•   This hurts because we expect better from Robinson. And I don’t think I’m stretching to believe that Robinson expects better from himself. Big money players finish the play and extend the drive. Robinson has been a big-money player since putting on a Bears uniform. That play shouldn’t take away from what he’s done since arriving in Chicago. But that moment can’t happen.

•   What’s most annoying about that play is how it is awfully symbolic of what the Bears have become since the end of the 2018 season. The last 28 games has featured a revolving door of high-profile mistakes in big moments made by players and coaches you expect to do better. Missed throws. Dropped passes. Field goal whiffs. Punt muffing. Missed tackles. A bad play-calling sequence on offense. Defensive miscommunication. No one has been immune, as even the most reliable and dependable players have fallen victim to it. Who saw any of this coming?

•   And because the Bears lost, Mitchell Trubisky being one of the best quarterbacks in Week 13 gets lost in the shuffle:

•   Lost in the utter collapse of Chicago’s defense when the team needed it to shine the most was Trubisky’s statistically solid play. He completed 76.4 percent of his passes, averaged 7.9 yards per throw, finished with 267 passing yards, and a 108.3 passer rating. It was Trubisky’s first game with a passer rating north of 100 since Week 1 against the Lions. And before that, Trubisky hadn’t put together a game with a passer rating of 100 or better since Week 14 of the 2019 season against Dallas. If only Trubisky could be the quarterback he is against the Lions when he faces every team.

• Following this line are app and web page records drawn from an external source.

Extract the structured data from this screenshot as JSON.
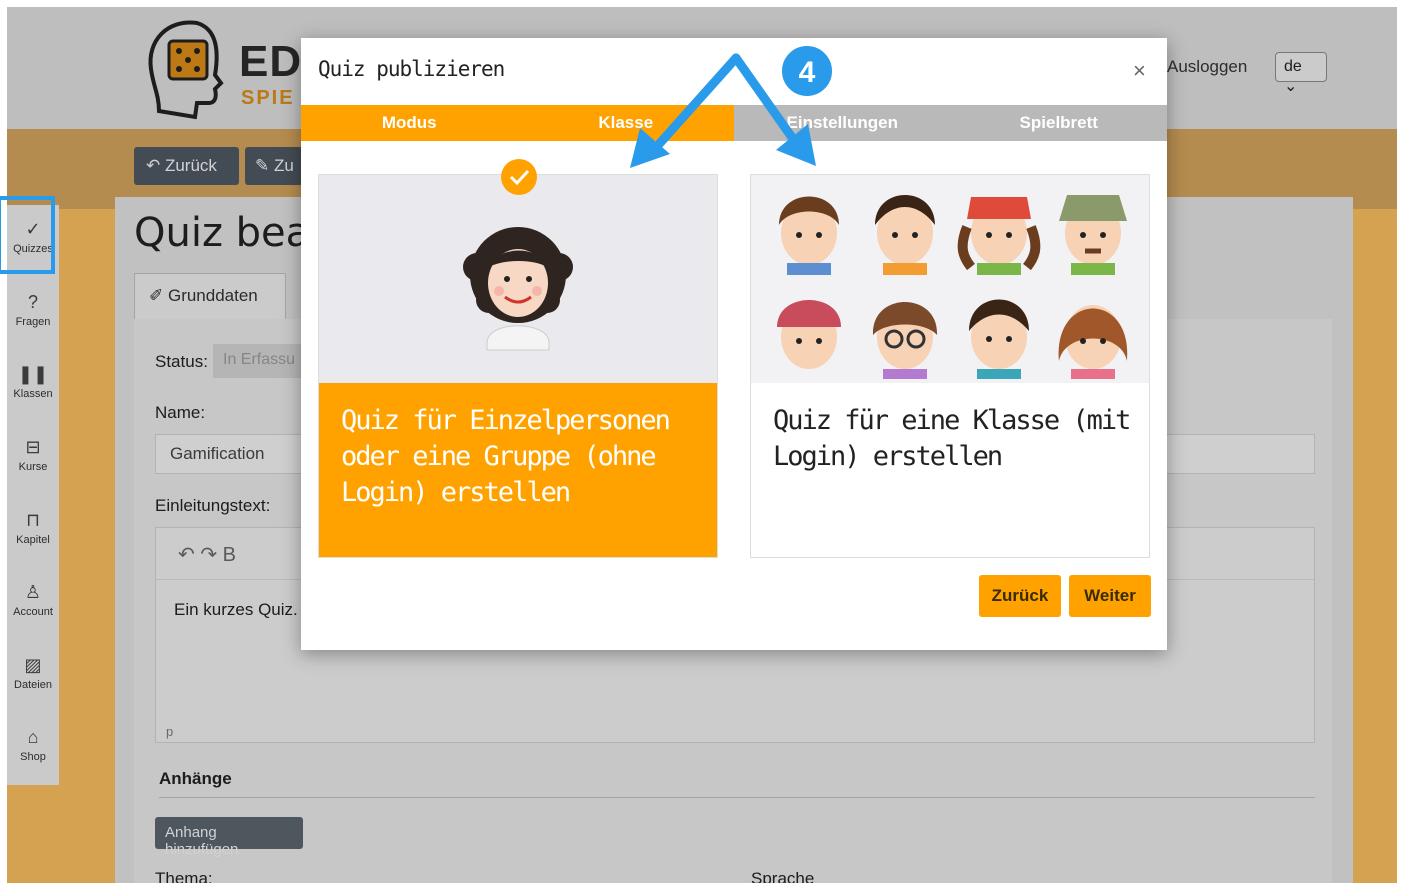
{
  "header": {
    "logo_text": "ED",
    "logo_sub": "SPIE",
    "logout": "Ausloggen",
    "language": "de ⌄"
  },
  "toolbar": {
    "back_label": "↶ Zurück",
    "back2_label": "✎ Zu"
  },
  "page": {
    "title": "Quiz bearb",
    "tab_grunddaten": "✐ Grunddaten",
    "status_label": "Status:",
    "status_value": "In Erfassu",
    "name_label": "Name:",
    "name_value": "Gamification",
    "intro_label": "Einleitungstext:",
    "editor_toolbar": "↶  ↷       B",
    "editor_text": "Ein kurzes Quiz.",
    "editor_footer": "p",
    "attachments_title": "Anhänge",
    "add_attachment": "Anhang hinzufügen",
    "thema_label": "Thema:",
    "sprache_label": "Sprache"
  },
  "sidebar": {
    "items": [
      {
        "icon": "✓",
        "label": "Quizzes"
      },
      {
        "icon": "?",
        "label": "Fragen"
      },
      {
        "icon": "❚❚",
        "label": "Klassen"
      },
      {
        "icon": "⊟",
        "label": "Kurse"
      },
      {
        "icon": "⊓",
        "label": "Kapitel"
      },
      {
        "icon": "♙",
        "label": "Account"
      },
      {
        "icon": "▨",
        "label": "Dateien"
      },
      {
        "icon": "⌂",
        "label": "Shop"
      }
    ]
  },
  "modal": {
    "title": "Quiz publizieren",
    "close": "×",
    "steps": [
      "Modus",
      "Klasse",
      "Einstellungen",
      "Spielbrett"
    ],
    "option_individual": "Quiz für Einzelpersonen oder eine Gruppe (ohne Login) erstellen",
    "option_class": "Quiz für eine Klasse (mit Login) erstellen",
    "back_button": "Zurück",
    "next_button": "Weiter"
  },
  "annotation": {
    "step_number": "4"
  },
  "colors": {
    "accent": "#ffa200",
    "highlight": "#2a9bea",
    "inactive_step": "#b9b9b9"
  }
}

•   Also lost in the madness was an awesome interception by Bilal Nichols:

https://twitter.com/thecheckdown/status/1335683545319186432

•   Nichols looked like the intended target on this play. That’s how well covered it was, which is a testament to Nichols. And the post-pick spike looked like something you’d see from an offensive player well-versed in celebration. Maybe if the Bears got to the red zone more often, they could use Nichols on a gadget play like they did with Akiem Hicks or Bradley Sowell back in 2018. Then again, maybe the Bears are better off trying to get the little things right on offense first.

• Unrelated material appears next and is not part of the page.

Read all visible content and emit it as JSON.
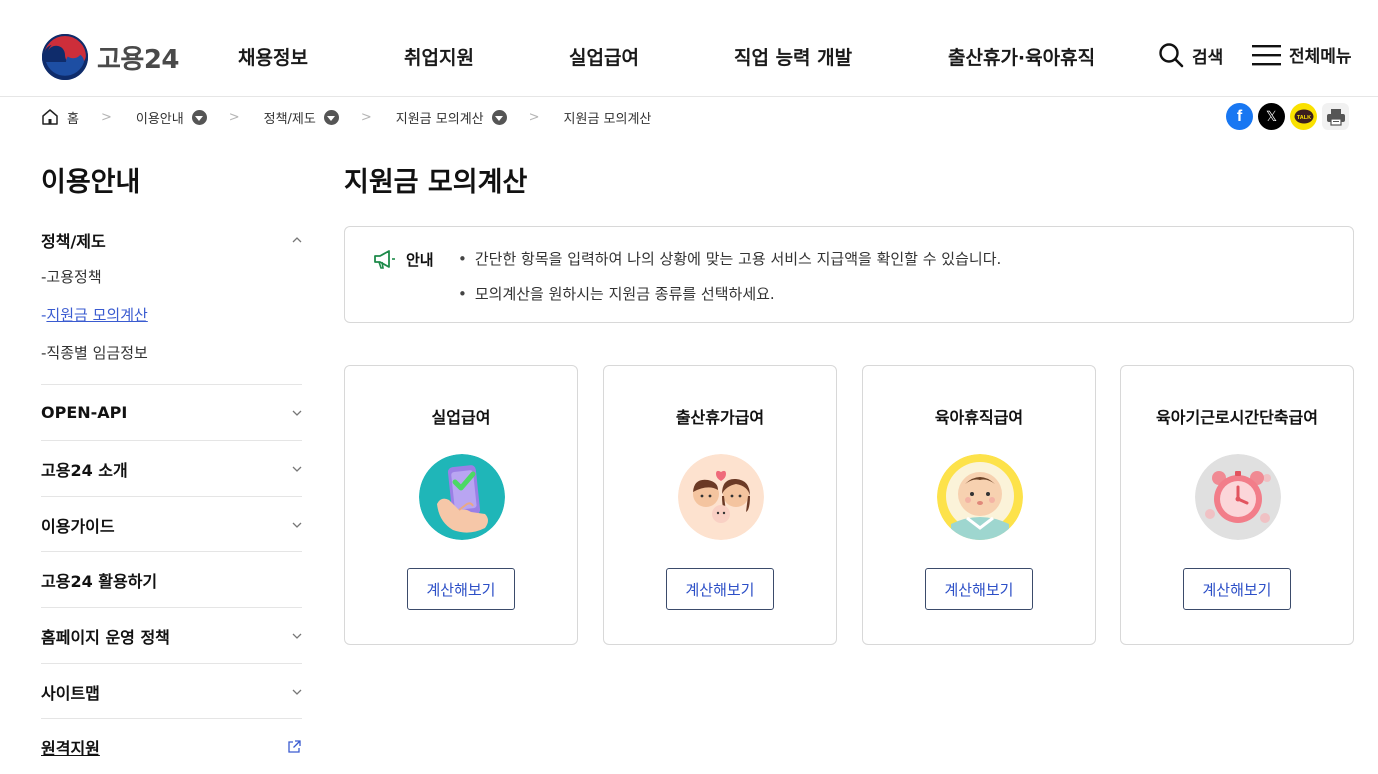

•   I can’t believe the Bears offense scored 30 points … AND LOST. That still hurts.

•   Something to listen to on your Tuesday:

https://twitter.com/The46Pod/status/1336118992273027080

•   A whole bunch of Amazon devices are on big discounts today, so peruse away. #ad

•   Josh Allen is making the third-year leap we hoped Mitchell Trubisky would take:

•   I’m not fond of the ’72 Dolphins’ champagne celebrations. But if it was poppin’ off last night, I hope it was done in a socially distanced manner:

•   This isn’t a headline I expected to ever read:



Author: Luis Medina

Luis Medina is a Writer at Bleacher Nation, and you can find him on Twitter at@lcm1986.